» **Assignment**
Reproduce the listing that follows with no differences at all.

» **Source information**
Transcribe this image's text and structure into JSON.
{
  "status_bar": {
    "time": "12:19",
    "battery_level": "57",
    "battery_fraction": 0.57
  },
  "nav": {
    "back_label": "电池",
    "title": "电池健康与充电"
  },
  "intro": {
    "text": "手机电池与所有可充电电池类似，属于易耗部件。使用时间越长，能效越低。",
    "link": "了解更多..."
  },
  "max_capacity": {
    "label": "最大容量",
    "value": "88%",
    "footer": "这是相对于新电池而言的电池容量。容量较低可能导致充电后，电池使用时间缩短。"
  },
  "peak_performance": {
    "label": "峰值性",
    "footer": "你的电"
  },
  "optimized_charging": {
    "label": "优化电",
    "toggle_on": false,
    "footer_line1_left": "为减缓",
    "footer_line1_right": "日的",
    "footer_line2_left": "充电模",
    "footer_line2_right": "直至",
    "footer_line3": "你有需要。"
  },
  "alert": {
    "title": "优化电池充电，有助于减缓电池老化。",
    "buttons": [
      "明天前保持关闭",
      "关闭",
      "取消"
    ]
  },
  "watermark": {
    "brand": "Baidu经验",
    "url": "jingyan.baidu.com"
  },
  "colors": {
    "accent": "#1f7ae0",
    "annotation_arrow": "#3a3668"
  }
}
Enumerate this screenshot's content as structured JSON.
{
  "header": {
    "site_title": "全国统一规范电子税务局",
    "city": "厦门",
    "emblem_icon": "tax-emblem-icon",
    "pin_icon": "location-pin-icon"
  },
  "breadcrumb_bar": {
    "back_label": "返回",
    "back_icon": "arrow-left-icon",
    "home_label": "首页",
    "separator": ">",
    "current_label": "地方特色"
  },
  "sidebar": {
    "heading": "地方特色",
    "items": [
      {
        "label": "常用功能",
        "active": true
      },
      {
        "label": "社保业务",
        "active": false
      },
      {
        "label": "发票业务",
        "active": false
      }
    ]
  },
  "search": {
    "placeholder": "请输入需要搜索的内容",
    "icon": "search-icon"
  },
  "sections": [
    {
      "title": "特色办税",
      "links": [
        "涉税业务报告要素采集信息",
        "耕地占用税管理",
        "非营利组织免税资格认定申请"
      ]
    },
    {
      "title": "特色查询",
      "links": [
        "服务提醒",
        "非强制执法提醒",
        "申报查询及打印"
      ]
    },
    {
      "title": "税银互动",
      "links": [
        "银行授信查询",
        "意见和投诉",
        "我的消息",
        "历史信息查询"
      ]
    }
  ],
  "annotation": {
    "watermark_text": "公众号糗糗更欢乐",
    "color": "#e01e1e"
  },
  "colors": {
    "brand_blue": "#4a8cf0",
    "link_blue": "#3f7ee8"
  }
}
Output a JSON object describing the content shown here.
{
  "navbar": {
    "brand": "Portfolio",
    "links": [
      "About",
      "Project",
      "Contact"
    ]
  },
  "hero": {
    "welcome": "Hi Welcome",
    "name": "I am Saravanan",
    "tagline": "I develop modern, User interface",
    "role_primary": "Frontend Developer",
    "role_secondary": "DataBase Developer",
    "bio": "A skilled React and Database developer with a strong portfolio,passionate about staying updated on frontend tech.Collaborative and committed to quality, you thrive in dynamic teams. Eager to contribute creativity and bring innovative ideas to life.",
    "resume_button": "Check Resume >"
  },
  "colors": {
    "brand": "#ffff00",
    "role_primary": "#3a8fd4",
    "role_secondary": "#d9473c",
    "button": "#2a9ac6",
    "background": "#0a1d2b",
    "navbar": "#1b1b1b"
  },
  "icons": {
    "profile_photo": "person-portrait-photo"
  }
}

» **Result**
Transcribe this image's text and structure into JSON.
{
  "status_bar": {
    "time": "12:19",
    "battery_level": "57",
    "battery_fraction": 0.57
  },
  "nav": {
    "back_label": "电池",
    "title": "电池健康与充电"
  },
  "intro": {
    "text": "手机电池与所有可充电电池类似，属于易耗部件。使用时间越长，能效越低。",
    "link": "了解更多..."
  },
  "max_capacity": {
    "label": "最大容量",
    "value": "88%",
    "footer": "这是相对于新电池而言的电池容量。容量较低可能导致充电后，电池使用时间缩短。"
  },
  "peak_performance": {
    "label": "峰值性",
    "footer": "你的电"
  },
  "optimized_charging": {
    "label": "优化电",
    "toggle_on": false,
    "footer_line1_left": "为减缓",
    "footer_line1_right": "日的",
    "footer_line2_left": "充电模",
    "footer_line2_right": "直至",
    "footer_line3": "你有需要。"
  },
  "alert": {
    "title": "优化电池充电，有助于减缓电池老化。",
    "buttons": [
      "明天前保持关闭",
      "关闭",
      "取消"
    ]
  },
  "watermark": {
    "brand": "Baidu经验",
    "url": "jingyan.baidu.com"
  },
  "colors": {
    "accent": "#1f7ae0",
    "annotation_arrow": "#3a3668"
  }
}
Enumerate this screenshot's content as structured JSON.
{
  "header": {
    "site_title": "全国统一规范电子税务局",
    "city": "厦门",
    "emblem_icon": "tax-emblem-icon",
    "pin_icon": "location-pin-icon"
  },
  "breadcrumb_bar": {
    "back_label": "返回",
    "back_icon": "arrow-left-icon",
    "home_label": "首页",
    "separator": ">",
    "current_label": "地方特色"
  },
  "sidebar": {
    "heading": "地方特色",
    "items": [
      {
        "label": "常用功能",
        "active": true
      },
      {
        "label": "社保业务",
        "active": false
      },
      {
        "label": "发票业务",
        "active": false
      }
    ]
  },
  "search": {
    "placeholder": "请输入需要搜索的内容",
    "icon": "search-icon"
  },
  "sections": [
    {
      "title": "特色办税",
      "links": [
        "涉税业务报告要素采集信息",
        "耕地占用税管理",
        "非营利组织免税资格认定申请"
      ]
    },
    {
      "title": "特色查询",
      "links": [
        "服务提醒",
        "非强制执法提醒",
        "申报查询及打印"
      ]
    },
    {
      "title": "税银互动",
      "links": [
        "银行授信查询",
        "意见和投诉",
        "我的消息",
        "历史信息查询"
      ]
    }
  ],
  "annotation": {
    "watermark_text": "公众号糗糗更欢乐",
    "color": "#e01e1e"
  },
  "colors": {
    "brand_blue": "#4a8cf0",
    "link_blue": "#3f7ee8"
  }
}
Output a JSON object describing the content shown here.
{
  "navbar": {
    "brand": "Portfolio",
    "links": [
      "About",
      "Project",
      "Contact"
    ]
  },
  "hero": {
    "welcome": "Hi Welcome",
    "name": "I am Saravanan",
    "tagline": "I develop modern, User interface",
    "role_primary": "Frontend Developer",
    "role_secondary": "DataBase Developer",
    "bio": "A skilled React and Database developer with a strong portfolio,passionate about staying updated on frontend tech.Collaborative and committed to quality, you thrive in dynamic teams. Eager to contribute creativity and bring innovative ideas to life.",
    "resume_button": "Check Resume >"
  },
  "colors": {
    "brand": "#ffff00",
    "role_primary": "#3a8fd4",
    "role_secondary": "#d9473c",
    "button": "#2a9ac6",
    "background": "#0a1d2b",
    "navbar": "#1b1b1b"
  },
  "icons": {
    "profile_photo": "person-portrait-photo"
  }
}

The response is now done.